What a day, much cheaper than anticipated, much more fun than anticipated and much, much more unexpected.
Usually, getting from Kangding to Tagong is a straightforward affair; grab a seat on a minibus (70 quai) and wait two hours; though not so for us. First, we grabbed a minibus (going with three Americans), which drove for about an hour, before smoke starting coming from underneath the drivers seat (where the engine is).
After tolerating this for some time, the driver pulled over, and opened the hood to a radioator, which behaved like a geyser, shooting green coolant in all directions, even as more and more glacial water was poured on to cool the engine.
After waiting for three hours though (spent building wonderful dams in the side of the road, with which I had a brilliant time), we (and the Americans) had had enough; a mechanic had been by two times, first with a fanbelt (it was a belt at least) and then to replace a metal part, but still nothing.
A second van pulled up, all five of us tried going with it, but our driver threw a fit, and the second van asked us to pay him 100 quai, or they wouldn’t take us either.
After some shouting, and calling someone to act as an interpreter, we had had enough, grabbed our bags and marched off, attempting to hitchhike the rest of the way.
After a few false starts, someone who were going to Tagong pulled over, but they only had room for two. Seconds later, a van with room for three pulled over, so with a promise of 2000 quai for the five of us, we set off once again.
Mette and I were in the backseat of a tow truck, our backpacks in the rear (getting smeared with oil).
Underway of course, the truck broke down, but with a few bottles of water on the engine, we were ready to go again, for a while. It wasn’t long before we stopped again, to pick up two additional hitchhikers, so there were now 7 of us in five seats.
Nothing lasts forever though, keeping track of where we were going with a GPS app, it became clear that we had turned off in a wrong direction.
So after managing to communicating this (saying Tagong isn’t sufficient, sayin it in five different ways isn’t enough, it still won’t be understood, as you’re not saying it in the exactly the right way), we were left in the side of the road with a “sorry” (no charge though).
So we started walking back, some 34 kilometers, trying to hitchhike. The first car to stop didn’t have room, but the driver asked if he and his friends, could take a group photo with us, which they did and drove off.
No, the last leg of the journey, came from hitchhiking with truck drivers. Plural, as the first truck driver to stop, only had room for one passenger, Mette. It didn’t take lobg though, for me to get a ride too. So, after a long and adventurous day, we arrived, 20 quai lighter (my truck driver wanted payment) instead of 140… Not bad.
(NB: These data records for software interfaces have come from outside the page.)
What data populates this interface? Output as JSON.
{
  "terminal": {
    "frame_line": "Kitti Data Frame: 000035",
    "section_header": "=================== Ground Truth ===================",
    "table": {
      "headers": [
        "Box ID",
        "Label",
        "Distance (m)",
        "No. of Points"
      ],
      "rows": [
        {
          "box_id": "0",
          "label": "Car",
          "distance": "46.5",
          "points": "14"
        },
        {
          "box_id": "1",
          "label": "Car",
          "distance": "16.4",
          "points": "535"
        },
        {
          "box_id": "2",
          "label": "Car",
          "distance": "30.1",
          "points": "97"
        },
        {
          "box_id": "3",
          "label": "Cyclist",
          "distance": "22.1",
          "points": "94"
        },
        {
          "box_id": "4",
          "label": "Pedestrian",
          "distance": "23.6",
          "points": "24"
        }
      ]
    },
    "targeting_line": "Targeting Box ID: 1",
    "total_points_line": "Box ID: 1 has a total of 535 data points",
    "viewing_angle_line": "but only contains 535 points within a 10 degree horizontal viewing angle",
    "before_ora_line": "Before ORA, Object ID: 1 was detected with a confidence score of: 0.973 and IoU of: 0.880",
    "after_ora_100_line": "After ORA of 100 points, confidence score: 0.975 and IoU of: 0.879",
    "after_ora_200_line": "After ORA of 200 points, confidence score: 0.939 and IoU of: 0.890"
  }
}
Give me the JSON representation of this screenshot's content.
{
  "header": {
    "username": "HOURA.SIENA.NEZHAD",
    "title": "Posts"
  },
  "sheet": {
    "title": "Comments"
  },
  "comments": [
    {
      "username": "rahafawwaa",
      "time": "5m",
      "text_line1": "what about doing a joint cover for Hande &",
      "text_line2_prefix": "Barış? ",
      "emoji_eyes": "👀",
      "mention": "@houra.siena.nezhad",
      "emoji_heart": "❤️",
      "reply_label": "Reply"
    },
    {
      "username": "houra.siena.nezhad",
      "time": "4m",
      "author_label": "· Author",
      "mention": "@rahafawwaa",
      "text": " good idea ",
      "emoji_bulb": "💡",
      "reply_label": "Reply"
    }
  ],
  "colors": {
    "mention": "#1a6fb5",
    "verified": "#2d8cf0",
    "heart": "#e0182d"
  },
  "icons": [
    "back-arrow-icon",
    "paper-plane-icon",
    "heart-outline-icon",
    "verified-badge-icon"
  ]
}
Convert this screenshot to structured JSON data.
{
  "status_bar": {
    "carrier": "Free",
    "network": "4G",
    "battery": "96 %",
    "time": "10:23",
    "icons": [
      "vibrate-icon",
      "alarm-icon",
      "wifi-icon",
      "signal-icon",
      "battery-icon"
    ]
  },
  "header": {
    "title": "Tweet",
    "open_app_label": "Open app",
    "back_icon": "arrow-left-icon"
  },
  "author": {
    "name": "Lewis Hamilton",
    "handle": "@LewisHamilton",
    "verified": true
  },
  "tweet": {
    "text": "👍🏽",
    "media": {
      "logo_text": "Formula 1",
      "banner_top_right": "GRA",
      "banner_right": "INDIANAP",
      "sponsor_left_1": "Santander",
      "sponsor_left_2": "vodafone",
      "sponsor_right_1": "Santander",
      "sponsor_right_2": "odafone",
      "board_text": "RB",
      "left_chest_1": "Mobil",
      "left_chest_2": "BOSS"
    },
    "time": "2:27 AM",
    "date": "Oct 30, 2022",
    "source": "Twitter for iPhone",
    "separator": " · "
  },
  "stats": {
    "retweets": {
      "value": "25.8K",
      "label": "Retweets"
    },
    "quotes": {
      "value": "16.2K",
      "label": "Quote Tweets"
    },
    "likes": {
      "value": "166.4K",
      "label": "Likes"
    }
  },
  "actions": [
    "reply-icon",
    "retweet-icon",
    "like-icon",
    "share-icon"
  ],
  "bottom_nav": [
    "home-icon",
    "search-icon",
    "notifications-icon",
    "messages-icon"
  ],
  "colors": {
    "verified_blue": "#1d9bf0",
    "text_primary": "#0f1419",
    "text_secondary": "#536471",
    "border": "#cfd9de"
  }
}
So how to celebrate our arrival? In Tagong, a Tibetan city of 8000 people, there’s none the less a western owned and operated restaurant, where we downed a delicious yak burger with roasted potatoes.
What else is there to life?